START Given records

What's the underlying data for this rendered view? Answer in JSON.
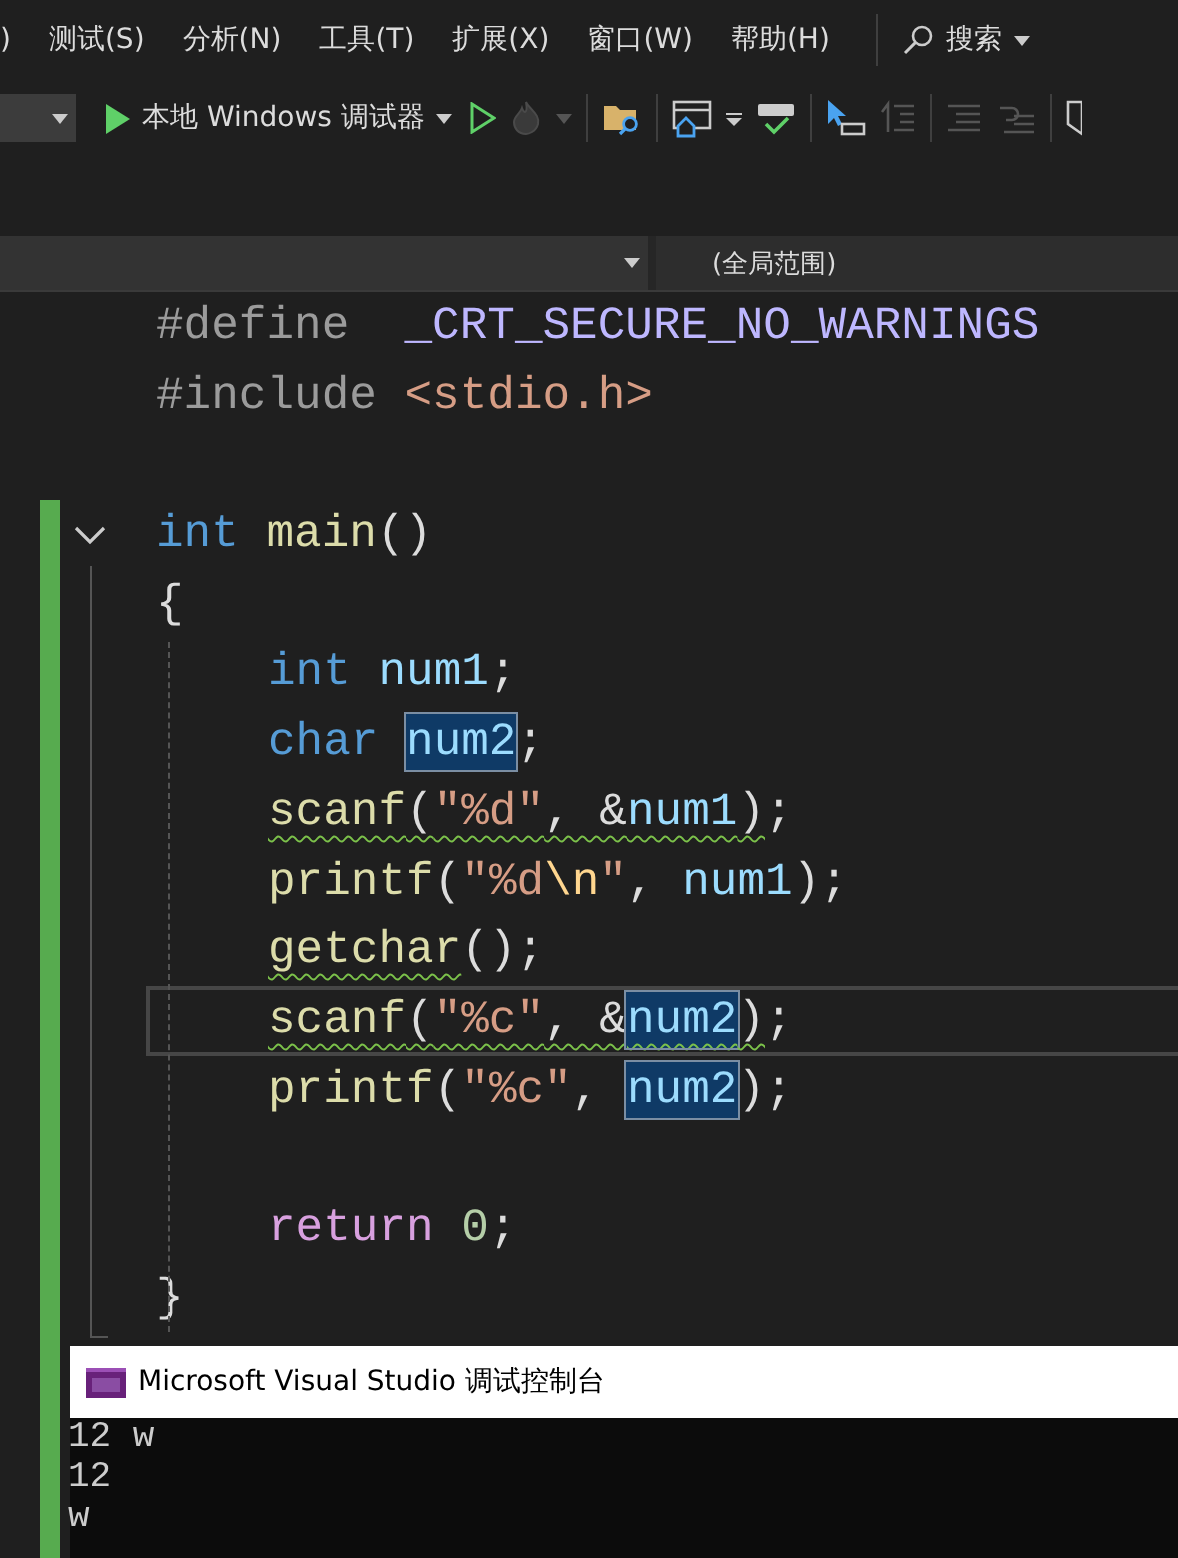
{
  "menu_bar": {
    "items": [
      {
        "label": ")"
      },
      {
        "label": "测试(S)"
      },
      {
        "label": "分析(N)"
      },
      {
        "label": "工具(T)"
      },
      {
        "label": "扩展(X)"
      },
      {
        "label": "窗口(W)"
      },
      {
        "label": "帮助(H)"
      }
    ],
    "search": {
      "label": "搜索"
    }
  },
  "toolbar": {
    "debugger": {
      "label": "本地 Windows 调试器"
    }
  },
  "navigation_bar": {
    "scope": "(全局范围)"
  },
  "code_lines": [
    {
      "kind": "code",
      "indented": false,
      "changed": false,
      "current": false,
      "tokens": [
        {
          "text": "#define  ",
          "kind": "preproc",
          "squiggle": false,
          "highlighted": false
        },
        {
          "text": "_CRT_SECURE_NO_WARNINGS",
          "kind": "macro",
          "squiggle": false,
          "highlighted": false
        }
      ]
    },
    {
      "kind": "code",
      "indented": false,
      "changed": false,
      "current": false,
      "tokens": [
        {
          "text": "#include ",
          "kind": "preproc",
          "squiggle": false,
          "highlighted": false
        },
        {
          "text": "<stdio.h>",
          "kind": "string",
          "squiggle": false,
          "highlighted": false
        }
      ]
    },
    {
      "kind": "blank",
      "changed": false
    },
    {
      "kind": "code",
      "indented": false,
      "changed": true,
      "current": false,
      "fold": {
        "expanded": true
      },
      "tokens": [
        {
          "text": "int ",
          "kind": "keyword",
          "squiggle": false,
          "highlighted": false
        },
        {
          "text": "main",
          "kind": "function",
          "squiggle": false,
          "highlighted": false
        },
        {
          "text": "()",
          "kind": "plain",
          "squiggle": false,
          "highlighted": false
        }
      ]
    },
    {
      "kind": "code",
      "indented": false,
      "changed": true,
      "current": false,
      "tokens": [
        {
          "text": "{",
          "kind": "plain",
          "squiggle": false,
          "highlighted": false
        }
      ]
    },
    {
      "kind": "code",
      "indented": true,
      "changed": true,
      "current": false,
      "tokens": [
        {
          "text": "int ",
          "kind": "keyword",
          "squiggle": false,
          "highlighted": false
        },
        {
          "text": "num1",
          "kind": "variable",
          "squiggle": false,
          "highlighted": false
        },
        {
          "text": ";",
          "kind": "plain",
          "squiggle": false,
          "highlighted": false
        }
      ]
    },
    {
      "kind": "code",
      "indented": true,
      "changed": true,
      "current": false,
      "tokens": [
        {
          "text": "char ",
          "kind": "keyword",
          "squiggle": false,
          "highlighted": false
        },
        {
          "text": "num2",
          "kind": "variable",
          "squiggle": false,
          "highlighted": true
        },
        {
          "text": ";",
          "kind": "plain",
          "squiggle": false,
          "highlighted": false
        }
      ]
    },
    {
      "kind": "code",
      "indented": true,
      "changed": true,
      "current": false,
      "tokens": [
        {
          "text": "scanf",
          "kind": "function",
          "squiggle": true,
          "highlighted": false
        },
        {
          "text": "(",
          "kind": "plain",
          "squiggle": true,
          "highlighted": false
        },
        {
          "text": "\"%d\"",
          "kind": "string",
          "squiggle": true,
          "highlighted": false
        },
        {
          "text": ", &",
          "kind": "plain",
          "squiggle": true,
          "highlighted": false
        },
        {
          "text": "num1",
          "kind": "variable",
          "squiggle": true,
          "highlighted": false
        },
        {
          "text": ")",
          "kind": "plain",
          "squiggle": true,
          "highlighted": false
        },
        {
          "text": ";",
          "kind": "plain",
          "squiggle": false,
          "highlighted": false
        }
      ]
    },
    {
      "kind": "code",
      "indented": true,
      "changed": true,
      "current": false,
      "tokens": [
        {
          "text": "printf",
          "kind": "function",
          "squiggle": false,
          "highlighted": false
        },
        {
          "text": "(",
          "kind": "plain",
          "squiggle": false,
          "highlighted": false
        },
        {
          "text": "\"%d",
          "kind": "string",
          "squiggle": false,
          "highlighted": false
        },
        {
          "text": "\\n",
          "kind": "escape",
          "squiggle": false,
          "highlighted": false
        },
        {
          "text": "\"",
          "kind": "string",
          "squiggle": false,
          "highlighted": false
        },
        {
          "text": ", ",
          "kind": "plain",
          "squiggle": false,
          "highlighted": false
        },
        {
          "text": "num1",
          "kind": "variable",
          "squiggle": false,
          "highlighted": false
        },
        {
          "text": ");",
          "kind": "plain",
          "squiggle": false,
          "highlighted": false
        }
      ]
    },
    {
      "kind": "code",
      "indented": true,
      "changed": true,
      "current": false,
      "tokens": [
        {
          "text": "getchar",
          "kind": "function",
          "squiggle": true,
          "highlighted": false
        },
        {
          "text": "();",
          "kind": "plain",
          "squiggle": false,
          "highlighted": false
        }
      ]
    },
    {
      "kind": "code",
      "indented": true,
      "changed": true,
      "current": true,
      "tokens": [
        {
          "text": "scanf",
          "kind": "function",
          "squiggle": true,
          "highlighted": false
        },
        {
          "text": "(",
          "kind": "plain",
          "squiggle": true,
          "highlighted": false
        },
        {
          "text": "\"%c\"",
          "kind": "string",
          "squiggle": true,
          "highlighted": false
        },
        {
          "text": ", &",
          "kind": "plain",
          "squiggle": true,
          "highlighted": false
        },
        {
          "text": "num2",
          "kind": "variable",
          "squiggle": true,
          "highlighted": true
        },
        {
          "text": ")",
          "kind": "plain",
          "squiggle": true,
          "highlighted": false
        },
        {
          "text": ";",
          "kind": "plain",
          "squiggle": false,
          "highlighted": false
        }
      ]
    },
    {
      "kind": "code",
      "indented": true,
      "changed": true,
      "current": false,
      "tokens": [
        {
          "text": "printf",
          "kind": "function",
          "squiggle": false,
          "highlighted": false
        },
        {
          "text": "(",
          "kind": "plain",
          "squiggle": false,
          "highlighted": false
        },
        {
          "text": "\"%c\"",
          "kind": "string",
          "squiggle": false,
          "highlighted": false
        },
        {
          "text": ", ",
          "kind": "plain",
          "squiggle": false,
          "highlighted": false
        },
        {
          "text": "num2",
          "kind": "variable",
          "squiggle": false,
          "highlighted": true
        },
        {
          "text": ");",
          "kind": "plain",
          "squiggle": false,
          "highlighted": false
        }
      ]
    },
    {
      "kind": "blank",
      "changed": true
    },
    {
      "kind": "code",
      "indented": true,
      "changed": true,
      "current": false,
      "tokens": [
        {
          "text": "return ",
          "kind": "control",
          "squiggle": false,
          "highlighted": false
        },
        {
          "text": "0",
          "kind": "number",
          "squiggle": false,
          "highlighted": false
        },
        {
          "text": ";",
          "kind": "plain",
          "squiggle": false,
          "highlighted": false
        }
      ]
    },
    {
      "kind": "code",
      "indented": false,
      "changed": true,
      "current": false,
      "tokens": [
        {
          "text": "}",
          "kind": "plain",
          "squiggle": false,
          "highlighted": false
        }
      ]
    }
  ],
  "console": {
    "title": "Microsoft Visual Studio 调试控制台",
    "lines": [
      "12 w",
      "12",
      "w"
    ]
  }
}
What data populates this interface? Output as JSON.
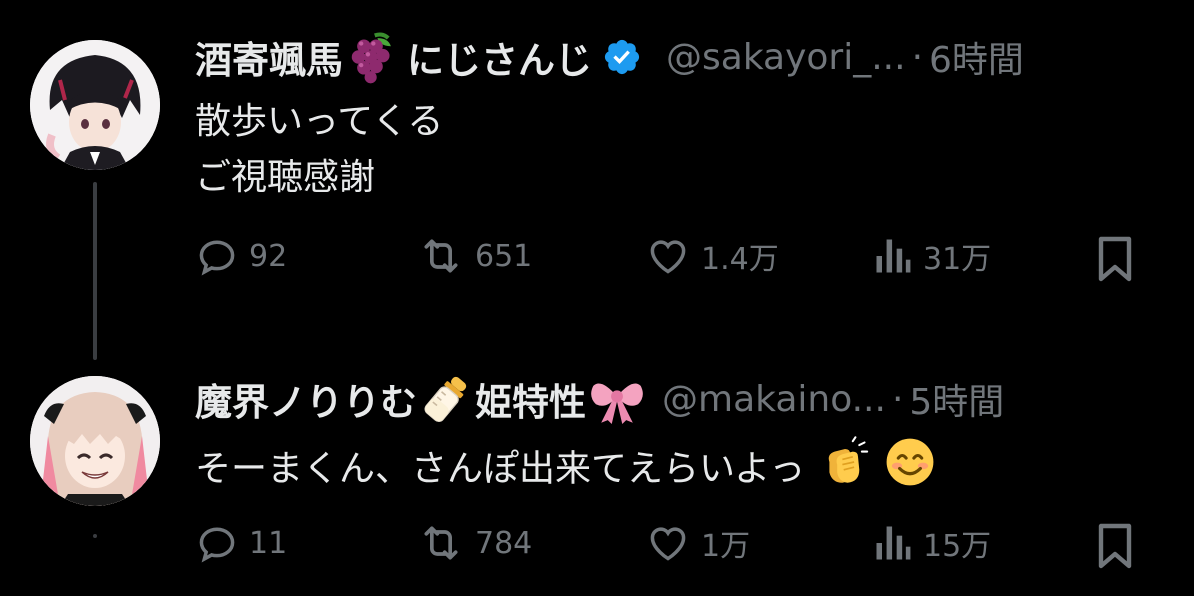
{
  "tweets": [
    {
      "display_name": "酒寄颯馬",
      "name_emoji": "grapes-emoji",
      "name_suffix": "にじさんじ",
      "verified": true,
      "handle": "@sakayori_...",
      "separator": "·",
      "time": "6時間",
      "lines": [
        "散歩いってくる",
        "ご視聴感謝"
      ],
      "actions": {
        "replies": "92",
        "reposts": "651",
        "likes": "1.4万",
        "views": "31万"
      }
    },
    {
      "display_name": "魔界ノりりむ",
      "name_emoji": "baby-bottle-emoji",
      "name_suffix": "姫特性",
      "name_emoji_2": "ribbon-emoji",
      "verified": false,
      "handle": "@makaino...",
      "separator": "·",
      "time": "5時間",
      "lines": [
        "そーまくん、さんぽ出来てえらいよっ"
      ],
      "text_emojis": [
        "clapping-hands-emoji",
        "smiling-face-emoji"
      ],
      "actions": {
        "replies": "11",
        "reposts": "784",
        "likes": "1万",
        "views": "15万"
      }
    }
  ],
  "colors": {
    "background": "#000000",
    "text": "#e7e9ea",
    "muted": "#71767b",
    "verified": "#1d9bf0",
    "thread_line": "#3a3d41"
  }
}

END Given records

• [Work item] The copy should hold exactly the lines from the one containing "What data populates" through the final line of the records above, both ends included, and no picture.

• [Written solution]
What data populates this interface? Output as JSON.
{
  "tweets": [
    {
      "display_name": "酒寄颯馬",
      "name_emoji": "grapes-emoji",
      "name_suffix": "にじさんじ",
      "verified": true,
      "handle": "@sakayori_...",
      "separator": "·",
      "time": "6時間",
      "lines": [
        "散歩いってくる",
        "ご視聴感謝"
      ],
      "actions": {
        "replies": "92",
        "reposts": "651",
        "likes": "1.4万",
        "views": "31万"
      }
    },
    {
      "display_name": "魔界ノりりむ",
      "name_emoji": "baby-bottle-emoji",
      "name_suffix": "姫特性",
      "name_emoji_2": "ribbon-emoji",
      "verified": false,
      "handle": "@makaino...",
      "separator": "·",
      "time": "5時間",
      "lines": [
        "そーまくん、さんぽ出来てえらいよっ"
      ],
      "text_emojis": [
        "clapping-hands-emoji",
        "smiling-face-emoji"
      ],
      "actions": {
        "replies": "11",
        "reposts": "784",
        "likes": "1万",
        "views": "15万"
      }
    }
  ],
  "colors": {
    "background": "#000000",
    "text": "#e7e9ea",
    "muted": "#71767b",
    "verified": "#1d9bf0",
    "thread_line": "#3a3d41"
  }
}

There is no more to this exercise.